#### Input for this task ####
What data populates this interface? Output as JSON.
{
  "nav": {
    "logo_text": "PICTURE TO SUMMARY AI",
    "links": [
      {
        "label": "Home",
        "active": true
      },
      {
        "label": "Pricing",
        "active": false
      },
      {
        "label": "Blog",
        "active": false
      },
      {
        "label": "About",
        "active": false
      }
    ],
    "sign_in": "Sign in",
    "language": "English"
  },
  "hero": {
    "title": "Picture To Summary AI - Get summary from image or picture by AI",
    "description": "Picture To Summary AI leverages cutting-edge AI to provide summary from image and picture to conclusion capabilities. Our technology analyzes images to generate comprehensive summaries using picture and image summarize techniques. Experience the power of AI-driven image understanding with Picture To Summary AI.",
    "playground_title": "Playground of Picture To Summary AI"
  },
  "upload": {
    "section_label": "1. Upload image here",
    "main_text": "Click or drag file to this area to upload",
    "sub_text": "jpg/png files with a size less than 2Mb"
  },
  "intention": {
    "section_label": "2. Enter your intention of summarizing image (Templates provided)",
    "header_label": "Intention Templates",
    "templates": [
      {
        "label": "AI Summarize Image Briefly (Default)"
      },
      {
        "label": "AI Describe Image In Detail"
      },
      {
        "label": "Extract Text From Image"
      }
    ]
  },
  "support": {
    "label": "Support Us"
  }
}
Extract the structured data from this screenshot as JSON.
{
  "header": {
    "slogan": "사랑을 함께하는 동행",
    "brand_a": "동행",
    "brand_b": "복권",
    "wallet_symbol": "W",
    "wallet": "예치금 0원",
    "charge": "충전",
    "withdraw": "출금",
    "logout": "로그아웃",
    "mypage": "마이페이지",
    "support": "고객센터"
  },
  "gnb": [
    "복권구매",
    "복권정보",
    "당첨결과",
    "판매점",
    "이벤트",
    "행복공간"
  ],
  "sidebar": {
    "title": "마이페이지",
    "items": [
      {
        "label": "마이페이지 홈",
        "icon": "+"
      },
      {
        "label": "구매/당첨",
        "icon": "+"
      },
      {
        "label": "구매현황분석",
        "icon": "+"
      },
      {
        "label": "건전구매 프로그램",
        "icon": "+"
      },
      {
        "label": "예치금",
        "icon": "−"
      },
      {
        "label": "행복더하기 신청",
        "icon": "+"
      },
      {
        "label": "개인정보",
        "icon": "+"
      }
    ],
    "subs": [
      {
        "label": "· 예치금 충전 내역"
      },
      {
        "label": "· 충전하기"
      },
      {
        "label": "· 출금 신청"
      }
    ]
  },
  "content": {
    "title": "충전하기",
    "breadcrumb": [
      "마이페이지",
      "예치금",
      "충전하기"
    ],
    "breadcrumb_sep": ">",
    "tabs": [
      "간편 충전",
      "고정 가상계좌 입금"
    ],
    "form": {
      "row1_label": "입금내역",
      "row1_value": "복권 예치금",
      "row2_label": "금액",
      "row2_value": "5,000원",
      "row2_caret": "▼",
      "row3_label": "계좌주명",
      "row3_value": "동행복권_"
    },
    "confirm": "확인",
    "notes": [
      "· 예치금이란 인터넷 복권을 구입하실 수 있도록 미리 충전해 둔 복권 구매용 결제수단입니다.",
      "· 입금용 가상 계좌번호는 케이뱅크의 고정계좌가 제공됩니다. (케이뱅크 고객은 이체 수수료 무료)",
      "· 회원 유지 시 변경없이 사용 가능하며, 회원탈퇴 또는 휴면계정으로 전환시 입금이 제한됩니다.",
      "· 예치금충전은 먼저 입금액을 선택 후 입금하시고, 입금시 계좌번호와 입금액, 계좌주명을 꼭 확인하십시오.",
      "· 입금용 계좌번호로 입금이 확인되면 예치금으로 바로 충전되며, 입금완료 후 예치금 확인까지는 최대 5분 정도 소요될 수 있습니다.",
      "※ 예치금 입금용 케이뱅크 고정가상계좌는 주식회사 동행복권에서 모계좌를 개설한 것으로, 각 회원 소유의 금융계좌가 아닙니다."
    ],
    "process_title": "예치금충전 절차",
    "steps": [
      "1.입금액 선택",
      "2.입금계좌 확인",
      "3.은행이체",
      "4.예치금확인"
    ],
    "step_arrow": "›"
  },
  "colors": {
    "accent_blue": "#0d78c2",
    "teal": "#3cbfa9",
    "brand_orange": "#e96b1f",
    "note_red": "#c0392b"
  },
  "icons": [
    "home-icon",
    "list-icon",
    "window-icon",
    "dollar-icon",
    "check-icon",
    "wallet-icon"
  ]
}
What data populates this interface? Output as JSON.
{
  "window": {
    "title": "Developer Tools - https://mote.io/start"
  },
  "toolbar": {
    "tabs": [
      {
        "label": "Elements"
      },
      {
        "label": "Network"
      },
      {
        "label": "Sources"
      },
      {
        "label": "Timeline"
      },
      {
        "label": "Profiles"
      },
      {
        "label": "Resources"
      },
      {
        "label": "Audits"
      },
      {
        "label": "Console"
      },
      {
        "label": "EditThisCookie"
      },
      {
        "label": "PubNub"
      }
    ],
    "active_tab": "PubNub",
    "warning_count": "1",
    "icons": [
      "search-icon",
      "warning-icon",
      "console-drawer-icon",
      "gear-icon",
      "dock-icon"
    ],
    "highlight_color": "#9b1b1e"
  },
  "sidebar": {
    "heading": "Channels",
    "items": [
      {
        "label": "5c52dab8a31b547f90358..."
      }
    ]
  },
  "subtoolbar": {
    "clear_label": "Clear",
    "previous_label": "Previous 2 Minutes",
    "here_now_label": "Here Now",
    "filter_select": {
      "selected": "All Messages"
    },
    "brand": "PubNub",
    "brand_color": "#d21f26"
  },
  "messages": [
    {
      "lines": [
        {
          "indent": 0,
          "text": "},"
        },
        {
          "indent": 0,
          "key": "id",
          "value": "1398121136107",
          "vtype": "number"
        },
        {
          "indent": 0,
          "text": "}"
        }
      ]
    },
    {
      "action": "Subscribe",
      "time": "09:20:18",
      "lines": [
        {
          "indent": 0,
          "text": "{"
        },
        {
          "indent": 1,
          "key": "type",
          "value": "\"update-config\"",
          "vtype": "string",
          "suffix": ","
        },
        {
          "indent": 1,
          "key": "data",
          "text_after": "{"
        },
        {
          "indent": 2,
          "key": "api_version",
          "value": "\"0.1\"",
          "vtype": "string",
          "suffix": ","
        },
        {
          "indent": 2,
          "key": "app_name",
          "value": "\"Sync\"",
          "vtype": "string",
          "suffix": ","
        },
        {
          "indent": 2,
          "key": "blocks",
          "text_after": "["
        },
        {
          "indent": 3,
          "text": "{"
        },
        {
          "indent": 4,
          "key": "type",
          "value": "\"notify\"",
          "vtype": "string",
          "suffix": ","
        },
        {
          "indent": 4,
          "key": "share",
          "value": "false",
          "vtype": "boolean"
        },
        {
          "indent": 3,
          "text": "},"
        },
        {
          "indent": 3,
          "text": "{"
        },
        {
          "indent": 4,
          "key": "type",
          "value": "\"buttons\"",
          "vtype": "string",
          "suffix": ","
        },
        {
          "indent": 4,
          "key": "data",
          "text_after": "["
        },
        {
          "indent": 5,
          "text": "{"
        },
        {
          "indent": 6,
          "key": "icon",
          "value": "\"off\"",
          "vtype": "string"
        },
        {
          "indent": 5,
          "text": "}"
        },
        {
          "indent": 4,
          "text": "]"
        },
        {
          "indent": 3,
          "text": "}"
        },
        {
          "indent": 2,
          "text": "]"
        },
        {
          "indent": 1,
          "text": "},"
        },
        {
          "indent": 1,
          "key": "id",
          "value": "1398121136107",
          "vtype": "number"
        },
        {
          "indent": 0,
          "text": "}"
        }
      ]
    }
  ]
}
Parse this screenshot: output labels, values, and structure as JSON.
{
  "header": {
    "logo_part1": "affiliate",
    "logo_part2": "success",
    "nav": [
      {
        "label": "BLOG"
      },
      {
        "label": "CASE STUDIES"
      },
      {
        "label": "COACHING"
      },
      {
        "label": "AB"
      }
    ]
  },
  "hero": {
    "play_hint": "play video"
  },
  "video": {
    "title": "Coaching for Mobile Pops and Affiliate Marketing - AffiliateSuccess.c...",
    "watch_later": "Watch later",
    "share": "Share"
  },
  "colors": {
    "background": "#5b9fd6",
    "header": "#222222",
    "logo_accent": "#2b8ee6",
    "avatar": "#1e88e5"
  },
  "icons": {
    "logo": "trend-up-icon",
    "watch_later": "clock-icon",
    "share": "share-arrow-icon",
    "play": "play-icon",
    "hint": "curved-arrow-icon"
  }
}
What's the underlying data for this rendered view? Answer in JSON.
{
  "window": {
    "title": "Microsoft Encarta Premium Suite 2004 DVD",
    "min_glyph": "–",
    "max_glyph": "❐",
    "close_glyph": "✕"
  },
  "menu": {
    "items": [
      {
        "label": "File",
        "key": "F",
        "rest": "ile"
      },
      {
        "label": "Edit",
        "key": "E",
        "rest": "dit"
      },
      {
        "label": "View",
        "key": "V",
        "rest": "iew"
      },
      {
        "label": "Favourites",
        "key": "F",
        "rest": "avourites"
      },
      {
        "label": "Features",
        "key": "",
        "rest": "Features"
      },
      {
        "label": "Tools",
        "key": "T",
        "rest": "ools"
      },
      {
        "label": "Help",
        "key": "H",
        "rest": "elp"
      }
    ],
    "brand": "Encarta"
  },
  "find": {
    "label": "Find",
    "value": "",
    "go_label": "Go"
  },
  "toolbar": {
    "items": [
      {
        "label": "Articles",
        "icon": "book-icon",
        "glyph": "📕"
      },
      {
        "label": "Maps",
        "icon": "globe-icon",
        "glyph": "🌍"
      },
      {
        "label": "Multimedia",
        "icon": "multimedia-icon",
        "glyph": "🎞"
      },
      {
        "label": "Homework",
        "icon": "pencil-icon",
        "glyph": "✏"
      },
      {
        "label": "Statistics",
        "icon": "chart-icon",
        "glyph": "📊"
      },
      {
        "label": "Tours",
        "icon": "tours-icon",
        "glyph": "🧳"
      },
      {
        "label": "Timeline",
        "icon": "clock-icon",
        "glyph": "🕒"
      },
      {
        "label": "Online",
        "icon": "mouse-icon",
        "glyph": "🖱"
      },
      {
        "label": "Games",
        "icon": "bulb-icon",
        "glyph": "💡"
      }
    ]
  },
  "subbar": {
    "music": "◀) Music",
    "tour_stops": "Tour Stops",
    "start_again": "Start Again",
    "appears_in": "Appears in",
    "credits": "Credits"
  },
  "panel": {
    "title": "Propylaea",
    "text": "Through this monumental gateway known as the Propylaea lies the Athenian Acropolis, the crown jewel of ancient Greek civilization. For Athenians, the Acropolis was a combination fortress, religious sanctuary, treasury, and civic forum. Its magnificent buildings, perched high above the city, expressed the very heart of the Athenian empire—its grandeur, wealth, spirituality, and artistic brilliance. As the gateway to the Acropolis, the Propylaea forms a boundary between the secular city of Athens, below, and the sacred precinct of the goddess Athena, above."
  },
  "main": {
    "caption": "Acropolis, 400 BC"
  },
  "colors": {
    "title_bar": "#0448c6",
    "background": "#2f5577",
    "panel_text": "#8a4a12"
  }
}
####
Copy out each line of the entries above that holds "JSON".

What data populates this interface? Output as JSON.
Extract the structured data from this screenshot as JSON.
What data populates this interface? Output as JSON.
Parse this screenshot: output labels, values, and structure as JSON.
What's the underlying data for this rendered view? Answer in JSON.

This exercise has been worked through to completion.